He was announced as 'our number nine', just like Erling Haaland is for the first team. It's rare that the Haaland and Heskey surnames are used in the same breath, but Jaden is making a name for himself at City away from his famous father and reaping the rewards. This goal capped a fine breakout season for the young forward.

When Kian Noble looped a header towards the back post, it was dropping in, but full-back Stephen Mfuni appeared out of nowhere to head it over the line. Noble looked a little irritated as Mfuni celebrated wildly, with both reactions the sign of true winners.

Matty Warhurst, unlucky not to start with 19 goals to his name this season, made an instant impact when he drove forward and slotted into the far corner for number four on the night and 20 for the campaign. Another sign of a winning mentality off the bench.

Noble and Mfuni made up by full-time as they lifted the trophy, showing Guardiola it is possible to perform under pressure and win at academy level. They certainly learned from previous disappointments this season.

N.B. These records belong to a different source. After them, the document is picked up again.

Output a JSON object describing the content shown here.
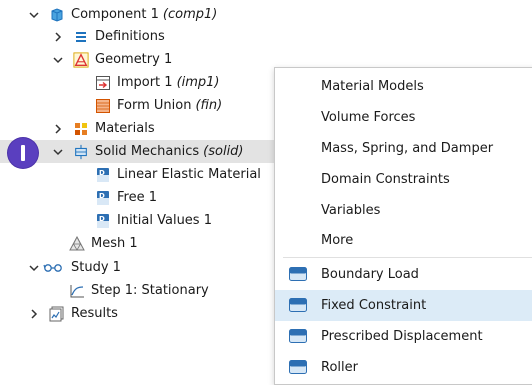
{
  "tree": {
    "component": {
      "label": "Component 1",
      "tag": "(comp1)"
    },
    "definitions": {
      "label": "Definitions"
    },
    "geometry": {
      "label": "Geometry 1"
    },
    "import": {
      "label": "Import 1",
      "tag": "(imp1)"
    },
    "form_union": {
      "label": "Form Union",
      "tag": "(fin)"
    },
    "materials": {
      "label": "Materials"
    },
    "solid": {
      "label": "Solid Mechanics",
      "tag": "(solid)"
    },
    "linear_elastic": {
      "label": "Linear Elastic Material"
    },
    "free": {
      "label": "Free 1"
    },
    "initial_values": {
      "label": "Initial Values 1"
    },
    "mesh": {
      "label": "Mesh 1"
    },
    "study": {
      "label": "Study 1"
    },
    "step": {
      "label": "Step 1: Stationary"
    },
    "results": {
      "label": "Results"
    }
  },
  "menu": {
    "items": [
      {
        "label": "Material Models"
      },
      {
        "label": "Volume Forces"
      },
      {
        "label": "Mass, Spring, and Damper"
      },
      {
        "label": "Domain Constraints"
      },
      {
        "label": "Variables"
      },
      {
        "label": "More"
      },
      {
        "label": "Boundary Load"
      },
      {
        "label": "Fixed Constraint"
      },
      {
        "label": "Prescribed Displacement"
      },
      {
        "label": "Roller"
      }
    ]
  },
  "colors": {
    "accent": "#5a3fbf",
    "highlight": "#dcebf7",
    "selected": "#e3e3e3",
    "icon_blue": "#1e73be"
  }
}
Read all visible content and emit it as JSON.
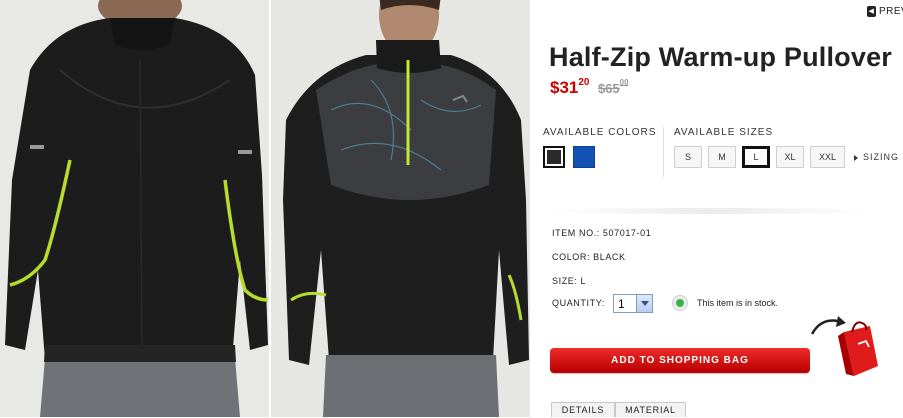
{
  "nav": {
    "prev_label": "PREV"
  },
  "product": {
    "title": "Half-Zip Warm-up Pullover",
    "price_now_main": "$31",
    "price_now_cents": "20",
    "price_was_main": "$65",
    "price_was_cents": "00"
  },
  "colors": {
    "label": "AVAILABLE COLORS",
    "swatches": [
      {
        "name": "Black",
        "hex": "#2a2a2a",
        "selected": true
      },
      {
        "name": "Blue",
        "hex": "#1351b4",
        "selected": false
      }
    ]
  },
  "sizes": {
    "label": "AVAILABLE SIZES",
    "options": [
      "S",
      "M",
      "L",
      "XL",
      "XXL"
    ],
    "selected": "L",
    "sizing_link": "SIZING C"
  },
  "details": {
    "item_no_label": "ITEM NO.:",
    "item_no": "507017-01",
    "color_label": "COLOR:",
    "color": "BLACK",
    "size_label": "SIZE:",
    "size": "L",
    "quantity_label": "QUANTITY:",
    "quantity": "1",
    "stock_text": "This item is in stock."
  },
  "cart": {
    "button_label": "ADD TO SHOPPING BAG"
  },
  "tabs": [
    "DETAILS",
    "MATERIAL"
  ],
  "brand_colors": {
    "accent_red": "#cc0000",
    "button_red": "#e01b1b",
    "stock_green": "#39b54a"
  }
}
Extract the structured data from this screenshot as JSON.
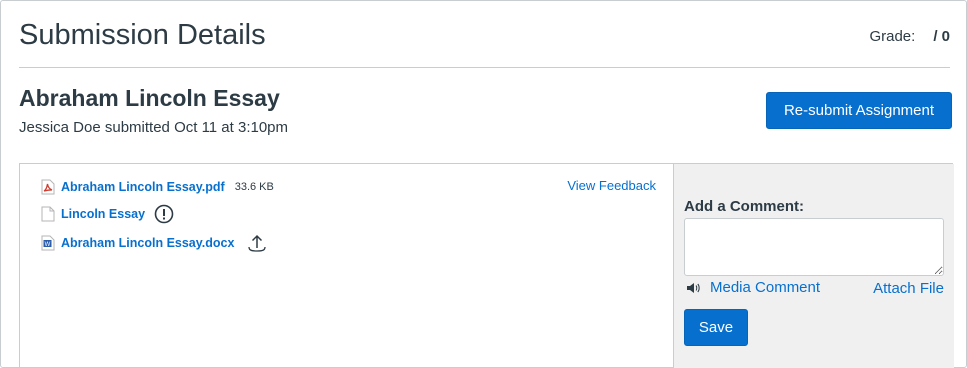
{
  "header": {
    "title": "Submission Details",
    "grade_label": "Grade:",
    "grade_value": "/ 0"
  },
  "assignment": {
    "title": "Abraham Lincoln Essay",
    "submitted_text": "Jessica Doe submitted Oct 11 at 3:10pm",
    "resubmit_label": "Re-submit Assignment"
  },
  "files": {
    "view_feedback_label": "View Feedback",
    "items": [
      {
        "name": "Abraham Lincoln Essay.pdf",
        "size": "33.6 KB",
        "icon": "pdf-file-icon"
      },
      {
        "name": "Lincoln Essay",
        "icon": "document-icon",
        "status_icon": "warning-icon"
      },
      {
        "name": "Abraham Lincoln Essay.docx",
        "icon": "word-file-icon",
        "status_icon": "upload-icon"
      }
    ]
  },
  "comments": {
    "label": "Add a Comment:",
    "textarea_value": "",
    "media_label": "Media Comment",
    "attach_label": "Attach File",
    "save_label": "Save"
  },
  "colors": {
    "accent": "#0770cf",
    "text": "#2d3b45",
    "border": "#c7cdd1",
    "sidebar_bg": "#f0f0f0"
  }
}
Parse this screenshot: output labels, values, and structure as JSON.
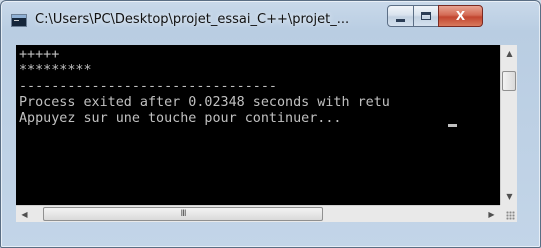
{
  "window": {
    "title": "C:\\Users\\PC\\Desktop\\projet_essai_C++\\projet_...",
    "buttons": {
      "minimize": "minimize",
      "maximize": "maximize",
      "close": "X"
    }
  },
  "console": {
    "lines": [
      "+++++",
      "*********",
      "--------------------------------",
      "Process exited after 0.02348 seconds with retu",
      "Appuyez sur une touche pour continuer... "
    ],
    "colors": {
      "background": "#000000",
      "text": "#c0c0c0"
    }
  },
  "scrollbars": {
    "up_arrow": "▲",
    "down_arrow": "▼",
    "left_arrow": "◀",
    "right_arrow": "▶",
    "h_thumb_grip": "III"
  }
}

Simpson-Pusey become just the fourth City captain to lift the Youth Cup, and this group will go down in City history with their achievement. Guardiola will surely approve, too.